» **Source material**:
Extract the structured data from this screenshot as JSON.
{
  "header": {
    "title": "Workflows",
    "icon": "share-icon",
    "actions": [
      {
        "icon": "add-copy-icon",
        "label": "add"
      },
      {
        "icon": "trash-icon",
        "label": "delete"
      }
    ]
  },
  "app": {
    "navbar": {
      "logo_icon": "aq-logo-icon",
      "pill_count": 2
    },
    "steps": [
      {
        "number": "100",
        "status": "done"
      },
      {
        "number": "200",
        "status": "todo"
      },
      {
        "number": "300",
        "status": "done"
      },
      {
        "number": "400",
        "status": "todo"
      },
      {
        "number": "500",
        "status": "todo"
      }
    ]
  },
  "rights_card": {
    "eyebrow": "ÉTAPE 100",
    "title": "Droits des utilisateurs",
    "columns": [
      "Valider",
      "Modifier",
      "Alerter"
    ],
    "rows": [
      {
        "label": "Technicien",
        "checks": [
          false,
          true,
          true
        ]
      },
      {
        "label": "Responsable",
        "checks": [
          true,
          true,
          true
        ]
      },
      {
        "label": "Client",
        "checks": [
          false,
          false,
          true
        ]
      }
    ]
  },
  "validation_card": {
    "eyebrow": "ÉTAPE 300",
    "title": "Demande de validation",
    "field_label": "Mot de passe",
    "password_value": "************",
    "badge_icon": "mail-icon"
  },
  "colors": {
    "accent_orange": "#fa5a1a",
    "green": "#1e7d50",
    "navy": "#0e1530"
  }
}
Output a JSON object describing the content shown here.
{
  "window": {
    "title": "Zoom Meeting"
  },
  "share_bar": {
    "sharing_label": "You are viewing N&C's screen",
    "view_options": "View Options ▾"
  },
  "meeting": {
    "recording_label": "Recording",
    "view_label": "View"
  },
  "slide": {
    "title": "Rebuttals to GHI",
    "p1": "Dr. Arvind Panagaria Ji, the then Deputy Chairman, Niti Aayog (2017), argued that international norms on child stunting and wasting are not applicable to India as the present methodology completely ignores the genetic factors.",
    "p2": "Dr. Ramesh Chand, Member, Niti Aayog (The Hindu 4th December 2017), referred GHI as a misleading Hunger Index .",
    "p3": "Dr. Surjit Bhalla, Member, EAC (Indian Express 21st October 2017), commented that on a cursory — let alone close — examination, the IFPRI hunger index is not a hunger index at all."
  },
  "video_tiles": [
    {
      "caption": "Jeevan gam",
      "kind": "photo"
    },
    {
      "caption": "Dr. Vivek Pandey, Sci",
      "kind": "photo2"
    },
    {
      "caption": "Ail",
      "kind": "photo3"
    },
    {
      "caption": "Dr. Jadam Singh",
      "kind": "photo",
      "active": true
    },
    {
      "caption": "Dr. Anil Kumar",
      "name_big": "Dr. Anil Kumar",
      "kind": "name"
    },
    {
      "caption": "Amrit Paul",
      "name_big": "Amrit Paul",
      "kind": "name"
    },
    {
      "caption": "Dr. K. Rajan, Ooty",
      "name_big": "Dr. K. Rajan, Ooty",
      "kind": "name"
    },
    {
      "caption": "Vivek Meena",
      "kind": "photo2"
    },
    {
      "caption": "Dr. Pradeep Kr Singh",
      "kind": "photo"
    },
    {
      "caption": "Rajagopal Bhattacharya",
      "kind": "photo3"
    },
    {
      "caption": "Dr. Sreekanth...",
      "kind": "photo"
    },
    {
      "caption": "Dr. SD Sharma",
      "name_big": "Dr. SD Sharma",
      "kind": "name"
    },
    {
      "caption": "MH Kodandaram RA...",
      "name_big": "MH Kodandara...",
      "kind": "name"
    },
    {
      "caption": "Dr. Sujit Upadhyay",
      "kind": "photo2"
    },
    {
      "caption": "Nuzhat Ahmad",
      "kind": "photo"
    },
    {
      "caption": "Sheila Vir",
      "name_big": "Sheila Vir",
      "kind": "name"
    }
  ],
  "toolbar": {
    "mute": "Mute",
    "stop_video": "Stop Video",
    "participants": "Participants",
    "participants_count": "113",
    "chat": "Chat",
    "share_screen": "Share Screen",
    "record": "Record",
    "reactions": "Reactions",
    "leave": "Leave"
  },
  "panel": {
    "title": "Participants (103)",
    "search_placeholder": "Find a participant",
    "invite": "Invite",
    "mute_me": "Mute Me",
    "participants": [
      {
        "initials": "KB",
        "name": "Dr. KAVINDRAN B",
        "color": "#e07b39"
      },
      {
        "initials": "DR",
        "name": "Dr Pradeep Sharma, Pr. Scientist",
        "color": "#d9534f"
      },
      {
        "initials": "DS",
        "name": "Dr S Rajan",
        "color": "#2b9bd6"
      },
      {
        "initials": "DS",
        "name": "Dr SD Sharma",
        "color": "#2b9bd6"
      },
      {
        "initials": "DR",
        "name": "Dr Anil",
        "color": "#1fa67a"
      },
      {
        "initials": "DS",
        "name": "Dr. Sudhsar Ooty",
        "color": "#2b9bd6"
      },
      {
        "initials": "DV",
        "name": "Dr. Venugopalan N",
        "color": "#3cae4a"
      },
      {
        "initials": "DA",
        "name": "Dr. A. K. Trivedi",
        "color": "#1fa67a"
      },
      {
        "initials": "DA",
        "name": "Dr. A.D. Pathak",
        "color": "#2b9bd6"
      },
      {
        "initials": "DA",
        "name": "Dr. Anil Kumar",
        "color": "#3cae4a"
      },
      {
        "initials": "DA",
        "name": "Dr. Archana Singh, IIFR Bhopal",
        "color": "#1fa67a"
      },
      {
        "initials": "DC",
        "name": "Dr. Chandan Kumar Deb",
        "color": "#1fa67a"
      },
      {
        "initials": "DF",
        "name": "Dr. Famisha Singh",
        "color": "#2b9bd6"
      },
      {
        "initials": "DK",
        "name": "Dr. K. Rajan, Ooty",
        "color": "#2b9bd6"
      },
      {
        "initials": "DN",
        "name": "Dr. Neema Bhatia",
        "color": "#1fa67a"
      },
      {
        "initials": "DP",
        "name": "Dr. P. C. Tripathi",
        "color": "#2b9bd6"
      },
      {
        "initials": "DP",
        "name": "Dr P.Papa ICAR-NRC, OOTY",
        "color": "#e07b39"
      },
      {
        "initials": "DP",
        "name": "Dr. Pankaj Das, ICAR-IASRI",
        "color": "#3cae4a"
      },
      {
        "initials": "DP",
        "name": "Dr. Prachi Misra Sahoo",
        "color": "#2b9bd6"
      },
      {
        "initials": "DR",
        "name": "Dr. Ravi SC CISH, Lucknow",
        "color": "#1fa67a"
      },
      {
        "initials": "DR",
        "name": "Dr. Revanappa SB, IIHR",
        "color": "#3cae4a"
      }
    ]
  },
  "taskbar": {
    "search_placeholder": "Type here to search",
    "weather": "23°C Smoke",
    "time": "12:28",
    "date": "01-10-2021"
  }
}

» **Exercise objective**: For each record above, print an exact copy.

» **Result below**:
Extract the structured data from this screenshot as JSON.
{
  "header": {
    "title": "Workflows",
    "icon": "share-icon",
    "actions": [
      {
        "icon": "add-copy-icon",
        "label": "add"
      },
      {
        "icon": "trash-icon",
        "label": "delete"
      }
    ]
  },
  "app": {
    "navbar": {
      "logo_icon": "aq-logo-icon",
      "pill_count": 2
    },
    "steps": [
      {
        "number": "100",
        "status": "done"
      },
      {
        "number": "200",
        "status": "todo"
      },
      {
        "number": "300",
        "status": "done"
      },
      {
        "number": "400",
        "status": "todo"
      },
      {
        "number": "500",
        "status": "todo"
      }
    ]
  },
  "rights_card": {
    "eyebrow": "ÉTAPE 100",
    "title": "Droits des utilisateurs",
    "columns": [
      "Valider",
      "Modifier",
      "Alerter"
    ],
    "rows": [
      {
        "label": "Technicien",
        "checks": [
          false,
          true,
          true
        ]
      },
      {
        "label": "Responsable",
        "checks": [
          true,
          true,
          true
        ]
      },
      {
        "label": "Client",
        "checks": [
          false,
          false,
          true
        ]
      }
    ]
  },
  "validation_card": {
    "eyebrow": "ÉTAPE 300",
    "title": "Demande de validation",
    "field_label": "Mot de passe",
    "password_value": "************",
    "badge_icon": "mail-icon"
  },
  "colors": {
    "accent_orange": "#fa5a1a",
    "green": "#1e7d50",
    "navy": "#0e1530"
  }
}
Output a JSON object describing the content shown here.
{
  "window": {
    "title": "Zoom Meeting"
  },
  "share_bar": {
    "sharing_label": "You are viewing N&C's screen",
    "view_options": "View Options ▾"
  },
  "meeting": {
    "recording_label": "Recording",
    "view_label": "View"
  },
  "slide": {
    "title": "Rebuttals to GHI",
    "p1": "Dr. Arvind Panagaria Ji, the then Deputy Chairman, Niti Aayog (2017), argued that international norms on child stunting and wasting are not applicable to India as the present methodology completely ignores the genetic factors.",
    "p2": "Dr. Ramesh Chand, Member, Niti Aayog (The Hindu 4th December 2017), referred GHI as a misleading Hunger Index .",
    "p3": "Dr. Surjit Bhalla, Member, EAC (Indian Express 21st October 2017), commented that on a cursory — let alone close — examination, the IFPRI hunger index is not a hunger index at all."
  },
  "video_tiles": [
    {
      "caption": "Jeevan gam",
      "kind": "photo"
    },
    {
      "caption": "Dr. Vivek Pandey, Sci",
      "kind": "photo2"
    },
    {
      "caption": "Ail",
      "kind": "photo3"
    },
    {
      "caption": "Dr. Jadam Singh",
      "kind": "photo",
      "active": true
    },
    {
      "caption": "Dr. Anil Kumar",
      "name_big": "Dr. Anil Kumar",
      "kind": "name"
    },
    {
      "caption": "Amrit Paul",
      "name_big": "Amrit Paul",
      "kind": "name"
    },
    {
      "caption": "Dr. K. Rajan, Ooty",
      "name_big": "Dr. K. Rajan, Ooty",
      "kind": "name"
    },
    {
      "caption": "Vivek Meena",
      "kind": "photo2"
    },
    {
      "caption": "Dr. Pradeep Kr Singh",
      "kind": "photo"
    },
    {
      "caption": "Rajagopal Bhattacharya",
      "kind": "photo3"
    },
    {
      "caption": "Dr. Sreekanth...",
      "kind": "photo"
    },
    {
      "caption": "Dr. SD Sharma",
      "name_big": "Dr. SD Sharma",
      "kind": "name"
    },
    {
      "caption": "MH Kodandaram RA...",
      "name_big": "MH Kodandara...",
      "kind": "name"
    },
    {
      "caption": "Dr. Sujit Upadhyay",
      "kind": "photo2"
    },
    {
      "caption": "Nuzhat Ahmad",
      "kind": "photo"
    },
    {
      "caption": "Sheila Vir",
      "name_big": "Sheila Vir",
      "kind": "name"
    }
  ],
  "toolbar": {
    "mute": "Mute",
    "stop_video": "Stop Video",
    "participants": "Participants",
    "participants_count": "113",
    "chat": "Chat",
    "share_screen": "Share Screen",
    "record": "Record",
    "reactions": "Reactions",
    "leave": "Leave"
  },
  "panel": {
    "title": "Participants (103)",
    "search_placeholder": "Find a participant",
    "invite": "Invite",
    "mute_me": "Mute Me",
    "participants": [
      {
        "initials": "KB",
        "name": "Dr. KAVINDRAN B",
        "color": "#e07b39"
      },
      {
        "initials": "DR",
        "name": "Dr Pradeep Sharma, Pr. Scientist",
        "color": "#d9534f"
      },
      {
        "initials": "DS",
        "name": "Dr S Rajan",
        "color": "#2b9bd6"
      },
      {
        "initials": "DS",
        "name": "Dr SD Sharma",
        "color": "#2b9bd6"
      },
      {
        "initials": "DR",
        "name": "Dr Anil",
        "color": "#1fa67a"
      },
      {
        "initials": "DS",
        "name": "Dr. Sudhsar Ooty",
        "color": "#2b9bd6"
      },
      {
        "initials": "DV",
        "name": "Dr. Venugopalan N",
        "color": "#3cae4a"
      },
      {
        "initials": "DA",
        "name": "Dr. A. K. Trivedi",
        "color": "#1fa67a"
      },
      {
        "initials": "DA",
        "name": "Dr. A.D. Pathak",
        "color": "#2b9bd6"
      },
      {
        "initials": "DA",
        "name": "Dr. Anil Kumar",
        "color": "#3cae4a"
      },
      {
        "initials": "DA",
        "name": "Dr. Archana Singh, IIFR Bhopal",
        "color": "#1fa67a"
      },
      {
        "initials": "DC",
        "name": "Dr. Chandan Kumar Deb",
        "color": "#1fa67a"
      },
      {
        "initials": "DF",
        "name": "Dr. Famisha Singh",
        "color": "#2b9bd6"
      },
      {
        "initials": "DK",
        "name": "Dr. K. Rajan, Ooty",
        "color": "#2b9bd6"
      },
      {
        "initials": "DN",
        "name": "Dr. Neema Bhatia",
        "color": "#1fa67a"
      },
      {
        "initials": "DP",
        "name": "Dr. P. C. Tripathi",
        "color": "#2b9bd6"
      },
      {
        "initials": "DP",
        "name": "Dr P.Papa ICAR-NRC, OOTY",
        "color": "#e07b39"
      },
      {
        "initials": "DP",
        "name": "Dr. Pankaj Das, ICAR-IASRI",
        "color": "#3cae4a"
      },
      {
        "initials": "DP",
        "name": "Dr. Prachi Misra Sahoo",
        "color": "#2b9bd6"
      },
      {
        "initials": "DR",
        "name": "Dr. Ravi SC CISH, Lucknow",
        "color": "#1fa67a"
      },
      {
        "initials": "DR",
        "name": "Dr. Revanappa SB, IIHR",
        "color": "#3cae4a"
      }
    ]
  },
  "taskbar": {
    "search_placeholder": "Type here to search",
    "weather": "23°C Smoke",
    "time": "12:28",
    "date": "01-10-2021"
  }
}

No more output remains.